- Revise your style: If you try to rebrand without overhauling the physical space of your restaurant, your marketing may not work as well as you want. Even if you love a specific part of the decor, a full style change is more beneficial for your business than holding on to old or outdated design elements.
When you’re considering digital marketing solutions, some of the top options include Facebook, Instagram, and Google My Business. Creating an active Facebook page will give you access to a large consumer base and allow you to interact with and reward customers.

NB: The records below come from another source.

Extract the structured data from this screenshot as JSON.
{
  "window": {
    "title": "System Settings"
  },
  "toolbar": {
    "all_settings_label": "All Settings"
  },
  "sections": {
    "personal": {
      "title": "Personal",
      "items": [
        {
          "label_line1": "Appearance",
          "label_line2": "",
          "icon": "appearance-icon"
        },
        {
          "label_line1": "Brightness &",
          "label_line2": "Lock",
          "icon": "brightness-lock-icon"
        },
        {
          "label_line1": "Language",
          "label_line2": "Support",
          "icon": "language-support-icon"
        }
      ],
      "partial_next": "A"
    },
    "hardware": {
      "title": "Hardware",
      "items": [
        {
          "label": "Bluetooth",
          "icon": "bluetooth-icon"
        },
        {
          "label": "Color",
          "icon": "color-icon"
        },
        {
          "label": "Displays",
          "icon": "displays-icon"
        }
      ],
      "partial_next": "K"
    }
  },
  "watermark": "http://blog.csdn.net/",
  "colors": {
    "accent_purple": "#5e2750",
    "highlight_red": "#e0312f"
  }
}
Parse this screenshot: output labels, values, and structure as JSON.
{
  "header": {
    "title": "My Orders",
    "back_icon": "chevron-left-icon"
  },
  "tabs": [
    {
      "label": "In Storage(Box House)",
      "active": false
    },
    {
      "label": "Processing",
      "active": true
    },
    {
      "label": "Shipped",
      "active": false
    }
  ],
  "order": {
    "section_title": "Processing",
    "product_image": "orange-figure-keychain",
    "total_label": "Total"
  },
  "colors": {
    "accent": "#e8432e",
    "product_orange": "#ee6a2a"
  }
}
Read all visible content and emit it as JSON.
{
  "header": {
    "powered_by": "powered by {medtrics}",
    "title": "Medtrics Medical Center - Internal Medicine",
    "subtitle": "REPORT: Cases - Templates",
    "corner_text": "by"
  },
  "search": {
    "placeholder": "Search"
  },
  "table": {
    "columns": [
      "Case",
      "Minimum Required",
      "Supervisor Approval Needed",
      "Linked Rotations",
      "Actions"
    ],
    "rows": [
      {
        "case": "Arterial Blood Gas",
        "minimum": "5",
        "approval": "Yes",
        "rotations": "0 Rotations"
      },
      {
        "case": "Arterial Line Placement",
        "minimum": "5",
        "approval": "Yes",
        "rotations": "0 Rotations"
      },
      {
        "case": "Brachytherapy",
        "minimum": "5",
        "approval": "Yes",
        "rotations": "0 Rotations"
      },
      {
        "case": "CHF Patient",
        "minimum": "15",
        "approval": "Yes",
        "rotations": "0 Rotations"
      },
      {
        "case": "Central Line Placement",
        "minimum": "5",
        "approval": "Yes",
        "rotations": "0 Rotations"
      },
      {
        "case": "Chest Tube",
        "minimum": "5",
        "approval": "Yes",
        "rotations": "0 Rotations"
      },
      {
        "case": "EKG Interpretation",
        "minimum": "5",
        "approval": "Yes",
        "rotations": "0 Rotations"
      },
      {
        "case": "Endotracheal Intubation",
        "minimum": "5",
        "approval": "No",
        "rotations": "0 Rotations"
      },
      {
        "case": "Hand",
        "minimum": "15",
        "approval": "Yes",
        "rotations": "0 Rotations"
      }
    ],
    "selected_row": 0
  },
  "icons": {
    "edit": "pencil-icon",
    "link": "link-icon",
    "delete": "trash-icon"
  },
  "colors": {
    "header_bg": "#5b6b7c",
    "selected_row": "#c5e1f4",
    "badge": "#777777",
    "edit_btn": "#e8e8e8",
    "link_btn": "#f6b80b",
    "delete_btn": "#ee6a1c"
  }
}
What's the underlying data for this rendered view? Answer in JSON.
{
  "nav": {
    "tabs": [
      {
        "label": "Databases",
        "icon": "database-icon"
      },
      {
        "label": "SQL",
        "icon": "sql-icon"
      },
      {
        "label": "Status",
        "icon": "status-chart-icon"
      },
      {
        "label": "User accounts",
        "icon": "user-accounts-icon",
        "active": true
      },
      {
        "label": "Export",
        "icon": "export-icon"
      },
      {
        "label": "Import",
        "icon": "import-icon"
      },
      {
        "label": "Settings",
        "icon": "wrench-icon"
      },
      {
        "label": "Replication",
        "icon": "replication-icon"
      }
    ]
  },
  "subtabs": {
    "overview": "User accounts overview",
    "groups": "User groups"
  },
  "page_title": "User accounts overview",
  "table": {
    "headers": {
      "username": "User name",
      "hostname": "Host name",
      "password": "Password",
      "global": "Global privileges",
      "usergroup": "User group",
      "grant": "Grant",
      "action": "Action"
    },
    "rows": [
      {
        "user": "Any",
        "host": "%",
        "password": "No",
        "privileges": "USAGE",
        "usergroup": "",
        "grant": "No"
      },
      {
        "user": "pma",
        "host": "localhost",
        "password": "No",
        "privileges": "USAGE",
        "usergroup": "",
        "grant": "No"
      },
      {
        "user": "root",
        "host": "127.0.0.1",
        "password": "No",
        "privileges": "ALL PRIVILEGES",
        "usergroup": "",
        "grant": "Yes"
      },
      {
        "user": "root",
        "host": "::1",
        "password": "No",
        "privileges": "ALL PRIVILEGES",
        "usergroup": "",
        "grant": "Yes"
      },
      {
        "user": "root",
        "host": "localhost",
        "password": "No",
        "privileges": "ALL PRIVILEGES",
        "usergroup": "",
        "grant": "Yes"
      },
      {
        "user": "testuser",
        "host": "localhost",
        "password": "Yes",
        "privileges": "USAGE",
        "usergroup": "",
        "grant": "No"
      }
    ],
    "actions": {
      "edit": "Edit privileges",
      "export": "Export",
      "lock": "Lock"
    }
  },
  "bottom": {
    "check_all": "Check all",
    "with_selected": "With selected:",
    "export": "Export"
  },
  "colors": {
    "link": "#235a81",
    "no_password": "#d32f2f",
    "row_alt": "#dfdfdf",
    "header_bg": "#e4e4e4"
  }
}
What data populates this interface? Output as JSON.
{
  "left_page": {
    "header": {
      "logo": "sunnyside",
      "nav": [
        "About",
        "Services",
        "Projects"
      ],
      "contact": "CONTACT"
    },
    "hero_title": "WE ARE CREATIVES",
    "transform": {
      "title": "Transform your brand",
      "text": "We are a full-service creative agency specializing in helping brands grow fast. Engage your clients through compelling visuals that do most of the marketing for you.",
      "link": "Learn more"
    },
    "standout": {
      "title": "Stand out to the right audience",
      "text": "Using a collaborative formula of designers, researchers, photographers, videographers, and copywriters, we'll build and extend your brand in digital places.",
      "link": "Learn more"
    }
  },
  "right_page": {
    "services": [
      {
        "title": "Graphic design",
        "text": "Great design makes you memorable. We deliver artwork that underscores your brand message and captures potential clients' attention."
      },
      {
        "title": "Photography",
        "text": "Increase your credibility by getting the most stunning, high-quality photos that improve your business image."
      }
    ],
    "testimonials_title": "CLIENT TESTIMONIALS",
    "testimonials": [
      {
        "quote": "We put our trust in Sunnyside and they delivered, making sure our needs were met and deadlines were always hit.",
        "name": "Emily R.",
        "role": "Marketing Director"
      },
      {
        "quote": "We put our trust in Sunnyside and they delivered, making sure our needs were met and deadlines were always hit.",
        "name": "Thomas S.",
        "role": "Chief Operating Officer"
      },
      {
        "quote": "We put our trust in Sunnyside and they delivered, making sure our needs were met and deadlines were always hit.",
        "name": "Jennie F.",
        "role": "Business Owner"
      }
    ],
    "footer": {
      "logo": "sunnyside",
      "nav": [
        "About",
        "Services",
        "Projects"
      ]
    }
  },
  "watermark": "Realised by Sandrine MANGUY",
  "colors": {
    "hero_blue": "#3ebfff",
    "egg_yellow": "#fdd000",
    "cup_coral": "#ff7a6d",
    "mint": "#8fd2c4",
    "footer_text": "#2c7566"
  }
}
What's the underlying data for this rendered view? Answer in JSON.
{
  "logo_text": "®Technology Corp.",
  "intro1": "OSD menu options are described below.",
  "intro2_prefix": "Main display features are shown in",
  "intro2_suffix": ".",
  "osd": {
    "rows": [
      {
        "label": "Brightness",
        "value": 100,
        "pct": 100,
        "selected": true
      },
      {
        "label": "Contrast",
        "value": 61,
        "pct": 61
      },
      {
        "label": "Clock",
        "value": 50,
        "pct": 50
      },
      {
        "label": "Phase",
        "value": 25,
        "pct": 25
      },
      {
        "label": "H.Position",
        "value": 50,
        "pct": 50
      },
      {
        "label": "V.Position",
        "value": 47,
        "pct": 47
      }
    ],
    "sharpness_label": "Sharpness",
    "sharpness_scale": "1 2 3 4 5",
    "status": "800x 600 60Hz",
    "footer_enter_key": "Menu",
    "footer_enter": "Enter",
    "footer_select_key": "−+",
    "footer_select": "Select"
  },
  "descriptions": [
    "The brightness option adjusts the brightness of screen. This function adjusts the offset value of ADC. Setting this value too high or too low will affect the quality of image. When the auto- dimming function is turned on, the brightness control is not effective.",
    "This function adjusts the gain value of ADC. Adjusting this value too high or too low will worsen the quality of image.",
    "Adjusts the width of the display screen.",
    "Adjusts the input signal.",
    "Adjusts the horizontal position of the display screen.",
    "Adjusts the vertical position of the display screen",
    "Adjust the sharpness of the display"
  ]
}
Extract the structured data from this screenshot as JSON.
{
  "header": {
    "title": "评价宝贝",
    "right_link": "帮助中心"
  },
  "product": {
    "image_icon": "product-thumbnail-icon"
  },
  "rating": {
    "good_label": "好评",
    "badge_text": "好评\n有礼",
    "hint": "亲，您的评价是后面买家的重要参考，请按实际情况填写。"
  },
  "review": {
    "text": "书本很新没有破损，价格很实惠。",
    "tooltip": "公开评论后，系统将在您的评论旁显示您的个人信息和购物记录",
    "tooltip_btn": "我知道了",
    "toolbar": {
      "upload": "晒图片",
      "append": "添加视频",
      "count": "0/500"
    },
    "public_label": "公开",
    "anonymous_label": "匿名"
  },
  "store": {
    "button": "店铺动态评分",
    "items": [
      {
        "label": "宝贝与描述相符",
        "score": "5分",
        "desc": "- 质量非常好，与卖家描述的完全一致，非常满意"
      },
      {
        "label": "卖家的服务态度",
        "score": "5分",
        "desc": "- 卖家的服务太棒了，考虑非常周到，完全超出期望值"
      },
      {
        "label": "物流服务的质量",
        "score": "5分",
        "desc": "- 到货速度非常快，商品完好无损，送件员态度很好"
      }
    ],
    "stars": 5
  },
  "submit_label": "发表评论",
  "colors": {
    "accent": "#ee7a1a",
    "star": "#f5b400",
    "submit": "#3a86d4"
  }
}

Instagram is the best site to take advantage of the food photography trend to boost your visibility and show guests what they can expect from your chefs and bartenders.
Google My Business is all about getting in on search engine optimization (SEO). With an effective SEO strategy, you can ensure customers see your business in their search results. With about 46% of Google searches focused on finding local listings, you should consider using the engine’s features for your restaurant.
Changing your marketing strategy and rebranding go hand-in-hand — one without the other is far less effective than doing both together. The more cohesive everything is, the better your chances at succeeding with a rebrand.
8. Host Special Events
A dramatic reopening celebration is a great way to catch the attention of locals and new visitors. Rather than quietly open your doors and allow people to see the new restaurant whenever they come in, schedule an unveiling event. When choosing a date, check community calendars to be sure it won’t coincide with other activities and pick a time that’s convenient for a notable amount of people.
If you put in a decent amount of advertising effort, you’ll likely have a busy opening night. Consider offering only a few of your best food and drink options at your reopening event. This will help the night run smoother, and it’ll keep your customers curious about what the full menus look like, prompting them to come back.
A rebrand is no easy task. But with the right tools and assistance, you can build your path to a successful future.
Improve Your Management With CAKE
With CAKE, you can boost your efficiency, organize and manage operations with your staff, and keep your customers happy. Our solutions will help your team flourish, and a rebrand is a perfect time to incorporate new restaurant technology in your business. Take on the day-to-day processes with ease and make management stress-free with our tools, including:
- Point of Sale (POS): Your POS system is an essential tool and can help or hurt your efficiency. Our simple and intuitive system will help you manage your orders and sales, complete with affordable hardware and software, 24/7 customer support, and transparent pricing. With stationary and portable touchscreens, you and your staff will stay connected and improve customer service from anywhere in the restaurant.
- Guest Manager: Our Guest Manager system allows you to keep a more organized account of reservations, walk-ins, no-shows, servers’ table responsibilities, and waitlists. You can also text your guests when their table is ready, and they can keep tabs on their wait time without having to stick around. It’s efficient, easy to use, and optimizes the way you work.
- Online Ordering: Restaurants that offer an online ordering system to their customers typically receive 32% more orders than those that only accept orders by phone. Online ordering adds to your revenue while still leaving space for more dine-in guests. Your staff won’t have to break their attention to take phone orders. Customers love it, and your servers will too.
If you’re planning to rebrand your restaurant, start by improving the way your business runs with CAKE. Contact us for a free demo today.